IRC is my main communication mechanism and I’ve gradually moved from graphical clients, to irssi and then to weechat. Text-based IRC removes quite a few distractions for me and it allows me to get access to my IRC communications from anything that can act as an ssh client.

I wanted a better way to get notifications when people send me messages and I’m away from my desk. Pushover is a great service that will take notification data via an API and blast it out to various devices. Once you configure your account, just install the mobile application on your device and you’re ready to go.

Connecting weechat to Pushover is quite easy thanks to the pushover.pl script. Go into your main weechat console (usually by pressing META/ALT/OPTION-1 on your keyboard) and install it:

/script install pushover.pl

There are quite a few variables to configure. You can get a list of them by typing:

/set plugins.var.perl.push*

You’ll need two pieces of information to configure the plugin:

  • User key: The user key is displayed on your main account page when you login at Pushover.
  • Application key: Click on Register an Application towards the bottom or use this direct link.

Now you’re ready to configure the plugin:

/set plugins.var.perl.pushover.token [YOUR PUSHOVER APPLICATION TOKEN]
/set plugins.var.perl.pushover.user [YOUR USER KEY]
/set plugins.var.perl.pushover.enabled on

You can test it out quickly by using Freenode’s web chat to send yourself a private message from another account.

Trust an IP address with firewalld’s rich rules

Managing firewall rules with iptables can be tricky at times. The rule syntax itself isn’t terribly difficult but you can quickly run into problems if you don’t save your rules to persistent storage after you get your firewall configured. Things can also get out of hand quickly if you run a lot of different tables with jumps scattered through each.

Why FirewallD?

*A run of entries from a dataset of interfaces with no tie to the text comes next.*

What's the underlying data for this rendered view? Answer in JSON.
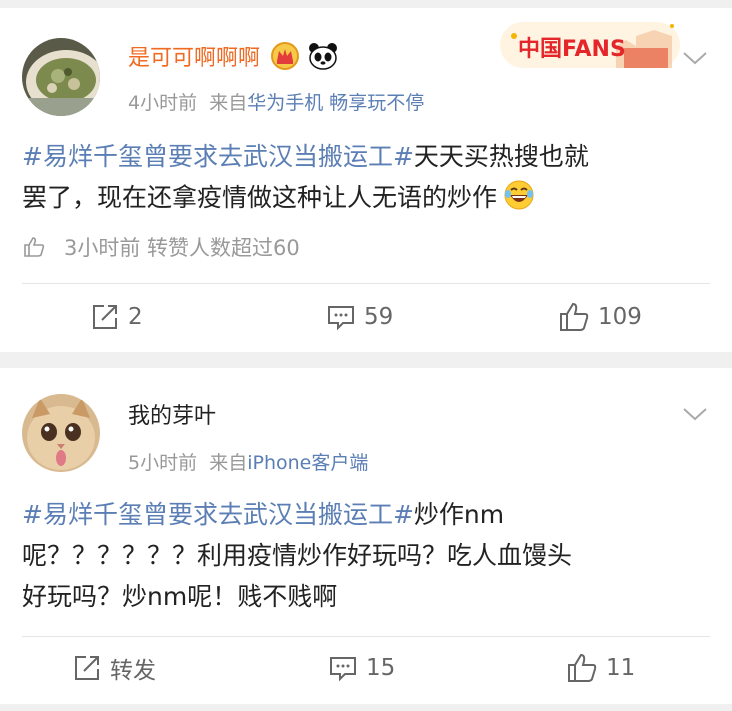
{
  "posts": [
    {
      "username": "是可可啊啊啊",
      "time": "4小时前",
      "via": "来自",
      "source": "华为手机 畅享玩不停",
      "topic": "#易烊千玺曾要求去武汉当搬运工#",
      "text_line1": "天天买热搜也就",
      "text_line2": "罢了，现在还拿疫情做这种让人无语的炒作",
      "emoji_icon": "laugh-cry-emoji",
      "like_line": "3小时前 转赞人数超过60",
      "actions": {
        "repost": "2",
        "comment": "59",
        "like": "109"
      },
      "badge": "中国FANS"
    },
    {
      "username": "我的芽叶",
      "time": "5小时前",
      "via": "来自",
      "source": "iPhone客户端",
      "topic": "#易烊千玺曾要求去武汉当搬运工#",
      "text_line1": "炒作nm",
      "text_line2": "呢？？？？？？利用疫情炒作好玩吗？吃人血馒头",
      "text_line3": "好玩吗？炒nm呢！贱不贱啊",
      "actions": {
        "repost": "转发",
        "comment": "15",
        "like": "11"
      }
    }
  ],
  "colors": {
    "username_orange": "#f06a22",
    "link_blue": "#5b7fb4",
    "text": "#222222",
    "muted": "#999999"
  }
}
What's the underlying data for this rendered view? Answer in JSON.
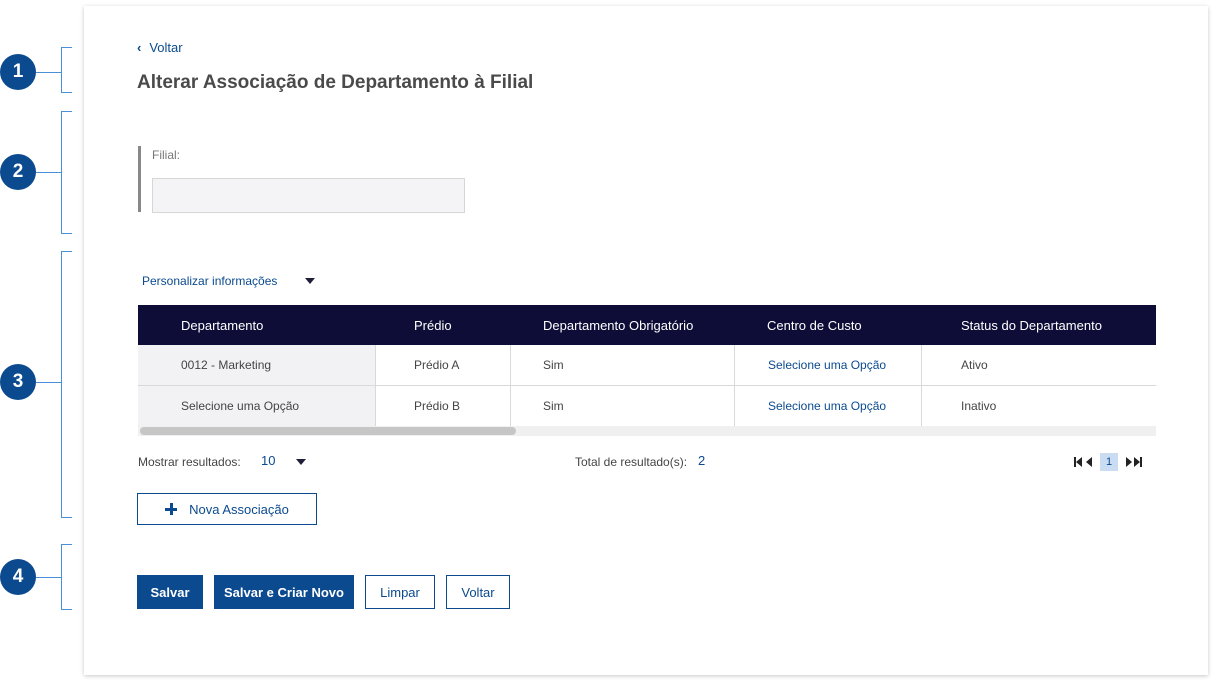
{
  "markers": [
    "1",
    "2",
    "3",
    "4"
  ],
  "colors": {
    "primary": "#0b4a8f",
    "table_header": "#0d0d38",
    "annotation": "#4a90d9"
  },
  "nav": {
    "back_label": "Voltar",
    "back_icon": "chevron-left-icon"
  },
  "page": {
    "title": "Alterar Associação de Departamento à Filial"
  },
  "form": {
    "filial_label": "Filial:",
    "filial_value": ""
  },
  "customize": {
    "label": "Personalizar informações"
  },
  "table": {
    "headers": [
      "Departamento",
      "Prédio",
      "Departamento Obrigatório",
      "Centro de Custo",
      "Status do Departamento"
    ],
    "rows": [
      [
        "0012 - Marketing",
        "Prédio A",
        "Sim",
        "Selecione uma Opção",
        "Ativo"
      ],
      [
        "Selecione uma Opção",
        "Prédio B",
        "Sim",
        "Selecione uma Opção",
        "Inativo"
      ]
    ]
  },
  "pagination": {
    "show_label": "Mostrar resultados:",
    "show_value": "10",
    "total_label": "Total de resultado(s):",
    "total_value": "2",
    "current_page": "1"
  },
  "actions": {
    "new_association": "Nova Associação",
    "save": "Salvar",
    "save_and_new": "Salvar e Criar Novo",
    "clear": "Limpar",
    "back": "Voltar"
  }
}
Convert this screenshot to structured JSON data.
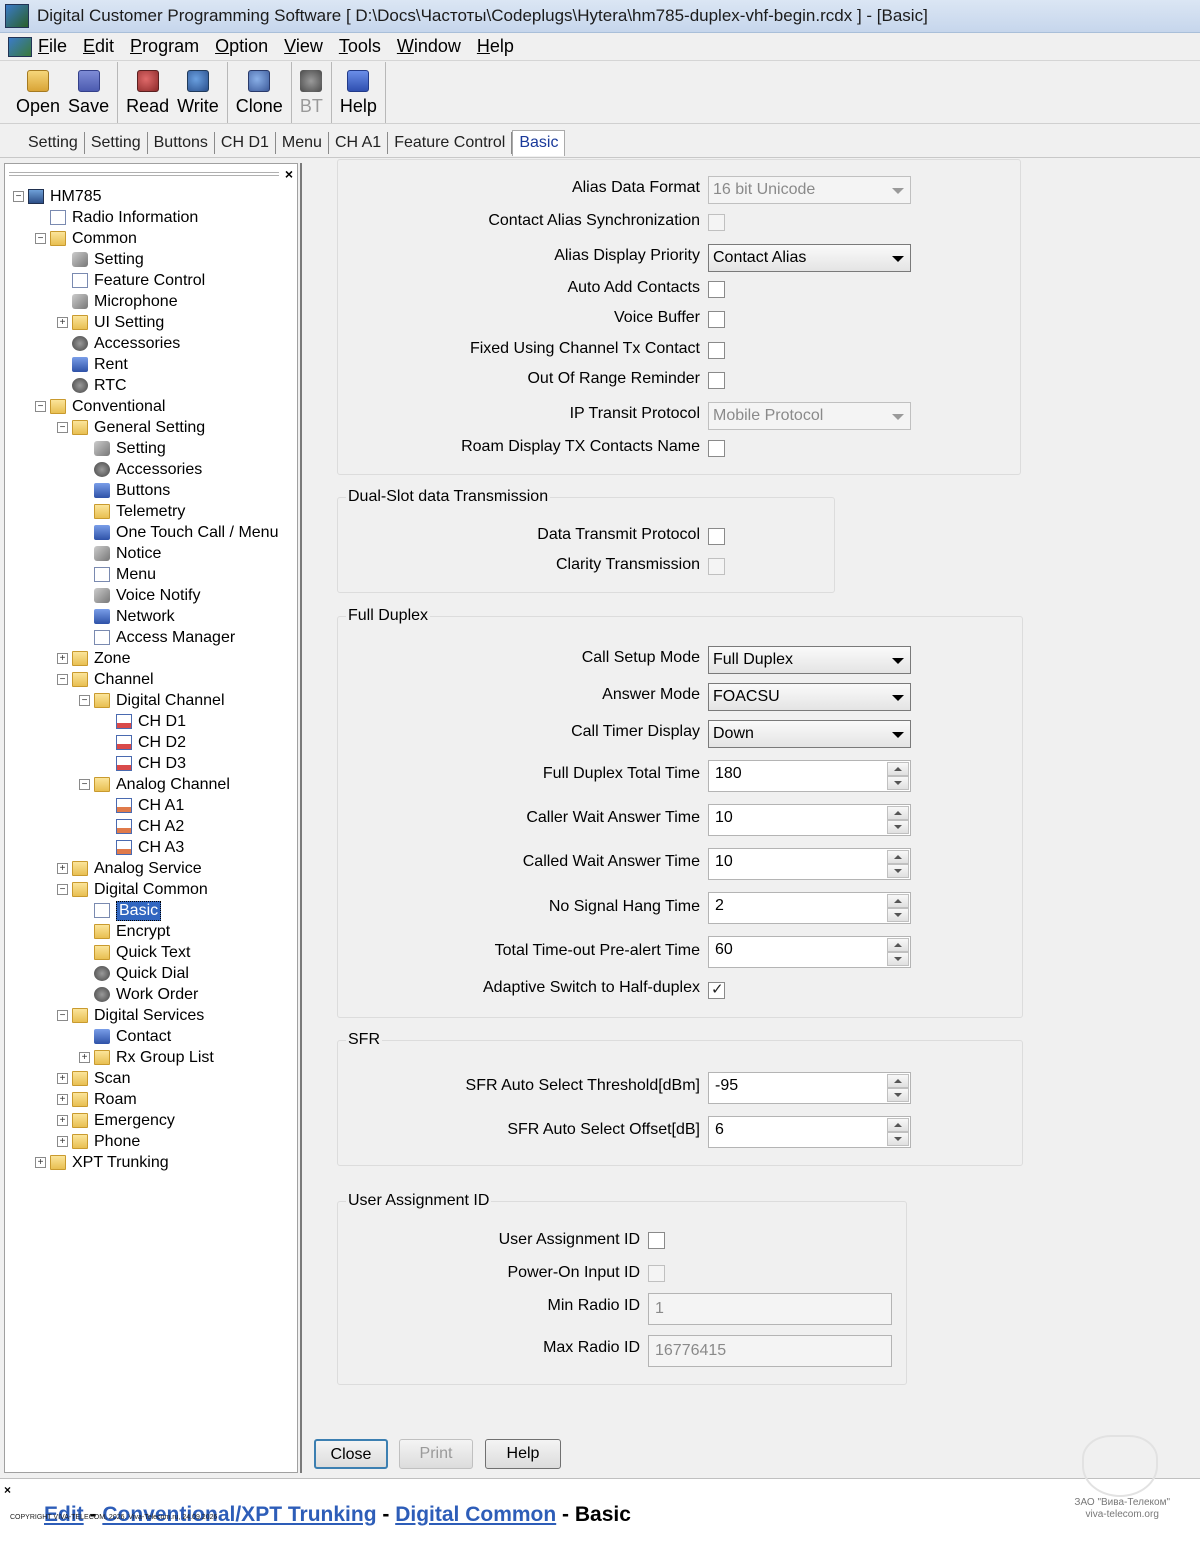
{
  "window": {
    "title": "Digital Customer Programming Software [ D:\\Docs\\Частоты\\Codeplugs\\Hytera\\hm785-duplex-vhf-begin.rcdx ] - [Basic]"
  },
  "menu": [
    "File",
    "Edit",
    "Program",
    "Option",
    "View",
    "Tools",
    "Window",
    "Help"
  ],
  "toolbar": {
    "open": "Open",
    "save": "Save",
    "read": "Read",
    "write": "Write",
    "clone": "Clone",
    "bt": "BT",
    "help": "Help"
  },
  "tabs": [
    "Setting",
    "Setting",
    "Buttons",
    "CH D1",
    "Menu",
    "CH A1",
    "Feature Control",
    "Basic"
  ],
  "tree": [
    {
      "label": "HM785",
      "level": 0,
      "exp": "-",
      "icon": "radio-icon"
    },
    {
      "label": "Radio Information",
      "level": 1,
      "exp": "",
      "icon": "document-icon"
    },
    {
      "label": "Common",
      "level": 1,
      "exp": "-",
      "icon": "folder-icon"
    },
    {
      "label": "Setting",
      "level": 2,
      "exp": "",
      "icon": "wrench-icon"
    },
    {
      "label": "Feature Control",
      "level": 2,
      "exp": "",
      "icon": "document-icon"
    },
    {
      "label": "Microphone",
      "level": 2,
      "exp": "",
      "icon": "microphone-icon"
    },
    {
      "label": "UI Setting",
      "level": 2,
      "exp": "+",
      "icon": "folder-icon"
    },
    {
      "label": "Accessories",
      "level": 2,
      "exp": "",
      "icon": "accessories-icon"
    },
    {
      "label": "Rent",
      "level": 2,
      "exp": "",
      "icon": "rent-icon"
    },
    {
      "label": "RTC",
      "level": 2,
      "exp": "",
      "icon": "clock-icon"
    },
    {
      "label": "Conventional",
      "level": 1,
      "exp": "-",
      "icon": "folder-icon"
    },
    {
      "label": "General Setting",
      "level": 2,
      "exp": "-",
      "icon": "folder-icon"
    },
    {
      "label": "Setting",
      "level": 3,
      "exp": "",
      "icon": "wrench-icon"
    },
    {
      "label": "Accessories",
      "level": 3,
      "exp": "",
      "icon": "accessories-icon"
    },
    {
      "label": "Buttons",
      "level": 3,
      "exp": "",
      "icon": "buttons-icon"
    },
    {
      "label": "Telemetry",
      "level": 3,
      "exp": "",
      "icon": "telemetry-icon"
    },
    {
      "label": "One Touch Call / Menu",
      "level": 3,
      "exp": "",
      "icon": "one-touch-call-icon"
    },
    {
      "label": "Notice",
      "level": 3,
      "exp": "",
      "icon": "notice-icon"
    },
    {
      "label": "Menu",
      "level": 3,
      "exp": "",
      "icon": "menu-icon"
    },
    {
      "label": "Voice Notify",
      "level": 3,
      "exp": "",
      "icon": "speaker-icon"
    },
    {
      "label": "Network",
      "level": 3,
      "exp": "",
      "icon": "network-icon"
    },
    {
      "label": "Access Manager",
      "level": 3,
      "exp": "",
      "icon": "access-manager-icon"
    },
    {
      "label": "Zone",
      "level": 2,
      "exp": "+",
      "icon": "folder-icon"
    },
    {
      "label": "Channel",
      "level": 2,
      "exp": "-",
      "icon": "folder-icon"
    },
    {
      "label": "Digital Channel",
      "level": 3,
      "exp": "-",
      "icon": "folder-icon"
    },
    {
      "label": "CH D1",
      "level": 4,
      "exp": "",
      "icon": "digital-channel-icon"
    },
    {
      "label": "CH D2",
      "level": 4,
      "exp": "",
      "icon": "digital-channel-icon"
    },
    {
      "label": "CH D3",
      "level": 4,
      "exp": "",
      "icon": "digital-channel-icon"
    },
    {
      "label": "Analog Channel",
      "level": 3,
      "exp": "-",
      "icon": "folder-icon"
    },
    {
      "label": "CH A1",
      "level": 4,
      "exp": "",
      "icon": "analog-channel-icon"
    },
    {
      "label": "CH A2",
      "level": 4,
      "exp": "",
      "icon": "analog-channel-icon"
    },
    {
      "label": "CH A3",
      "level": 4,
      "exp": "",
      "icon": "analog-channel-icon"
    },
    {
      "label": "Analog Service",
      "level": 2,
      "exp": "+",
      "icon": "folder-icon"
    },
    {
      "label": "Digital Common",
      "level": 2,
      "exp": "-",
      "icon": "folder-icon"
    },
    {
      "label": "Basic",
      "level": 3,
      "exp": "",
      "icon": "basic-icon",
      "selected": true
    },
    {
      "label": "Encrypt",
      "level": 3,
      "exp": "",
      "icon": "encrypt-icon"
    },
    {
      "label": "Quick Text",
      "level": 3,
      "exp": "",
      "icon": "envelope-icon"
    },
    {
      "label": "Quick Dial",
      "level": 3,
      "exp": "",
      "icon": "quick-dial-icon"
    },
    {
      "label": "Work Order",
      "level": 3,
      "exp": "",
      "icon": "work-order-icon"
    },
    {
      "label": "Digital Services",
      "level": 2,
      "exp": "-",
      "icon": "folder-icon"
    },
    {
      "label": "Contact",
      "level": 3,
      "exp": "",
      "icon": "contact-icon"
    },
    {
      "label": "Rx Group List",
      "level": 3,
      "exp": "+",
      "icon": "folder-icon"
    },
    {
      "label": "Scan",
      "level": 2,
      "exp": "+",
      "icon": "folder-icon"
    },
    {
      "label": "Roam",
      "level": 2,
      "exp": "+",
      "icon": "folder-icon"
    },
    {
      "label": "Emergency",
      "level": 2,
      "exp": "+",
      "icon": "folder-icon"
    },
    {
      "label": "Phone",
      "level": 2,
      "exp": "+",
      "icon": "folder-icon"
    },
    {
      "label": "XPT Trunking",
      "level": 1,
      "exp": "+",
      "icon": "folder-icon"
    }
  ],
  "alias": {
    "alias_data_format_label": "Alias Data Format",
    "alias_data_format_value": "16 bit Unicode",
    "contact_alias_sync_label": "Contact Alias Synchronization",
    "alias_display_priority_label": "Alias Display Priority",
    "alias_display_priority_value": "Contact Alias",
    "auto_add_contacts_label": "Auto Add Contacts",
    "voice_buffer_label": "Voice Buffer",
    "fixed_using_channel_label": "Fixed Using Channel Tx Contact",
    "out_of_range_label": "Out Of Range Reminder",
    "ip_transit_label": "IP Transit Protocol",
    "ip_transit_value": "Mobile Protocol",
    "roam_display_label": "Roam Display TX Contacts Name"
  },
  "dual_slot": {
    "title": "Dual-Slot data Transmission",
    "data_transmit_label": "Data Transmit Protocol",
    "clarity_label": "Clarity Transmission"
  },
  "full_duplex": {
    "title": "Full Duplex",
    "call_setup_label": "Call Setup Mode",
    "call_setup_value": "Full Duplex",
    "answer_mode_label": "Answer Mode",
    "answer_mode_value": "FOACSU",
    "call_timer_label": "Call Timer Display",
    "call_timer_value": "Down",
    "total_time_label": "Full Duplex Total Time",
    "total_time_value": "180",
    "caller_wait_label": "Caller Wait Answer Time",
    "caller_wait_value": "10",
    "called_wait_label": "Called Wait Answer Time",
    "called_wait_value": "10",
    "no_signal_label": "No Signal Hang Time",
    "no_signal_value": "2",
    "preaalert_label": "Total Time-out Pre-alert Time",
    "preaalert_value": "60",
    "adaptive_label": "Adaptive Switch to Half-duplex",
    "adaptive_checked": true
  },
  "sfr": {
    "title": "SFR",
    "threshold_label": "SFR Auto Select Threshold[dBm]",
    "threshold_value": "-95",
    "offset_label": "SFR Auto Select Offset[dB]",
    "offset_value": "6"
  },
  "user_assignment": {
    "title": "User Assignment ID",
    "uaid_label": "User Assignment ID",
    "power_on_label": "Power-On Input ID",
    "min_label": "Min Radio ID",
    "min_value": "1",
    "max_label": "Max Radio ID",
    "max_value": "16776415"
  },
  "buttons": {
    "close": "Close",
    "print": "Print",
    "help": "Help"
  },
  "breadcrumb": {
    "edit": "Edit",
    "sep": " - ",
    "conv": "Conventional/XPT Trunking",
    "dc": "Digital Common",
    "current": "Basic"
  },
  "footer": {
    "copyright": "COPYRIGHT VIVA-TELECOM, 2026. Viva-Telecom.ru, 24.09.2026",
    "watermark_line1": "ЗАО \"Вива-Телеком\"",
    "watermark_line2": "viva-telecom.org"
  }
}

FirewallD’s goal is to make this process a bit easier by adding a daemon to the mix. You can send firewall adjustment requests to the daemon and it handles the iptables syntax for you. It can also write firewall configurations to disk. It’s especially useful on laptops since you can quickly jump between different firewall configurations based on the network you’re using. You might run a different set of firewall rules at a coffee shop than you would run at home.

Adding a trusted IP address to a device running firewalld requires the use of rich rules.

An example

Consider a situation where you have a server and you want to allow unrestricted connectivity to that server from a bastion or from your home internet connection. First off, determine your default zone (which is most likely “public” unless you’ve changed it to something else):

# firewall-cmd --get-default-zone

We will use as our example IP address. Let’s add the rich rule:

firewall-cmd --zone=public --add-rich-rule='rule family="ipv4" source address="" accept'

Let’s break down what we’re asking firewalld to do. We’re asking to allow IPv4 connectivity from to all ports on the server and we’re asking for that rule to be added to the public (default) zone. If you list the contents of your public zone, it should look like this:

# firewall-cmd --list-all --zone=public
public (default, active)
  interfaces: eth0
  services: dhcpv6-client mdns ssh
  masquerade: no
  rich rules:
	rule family="ipv4" source address="" accept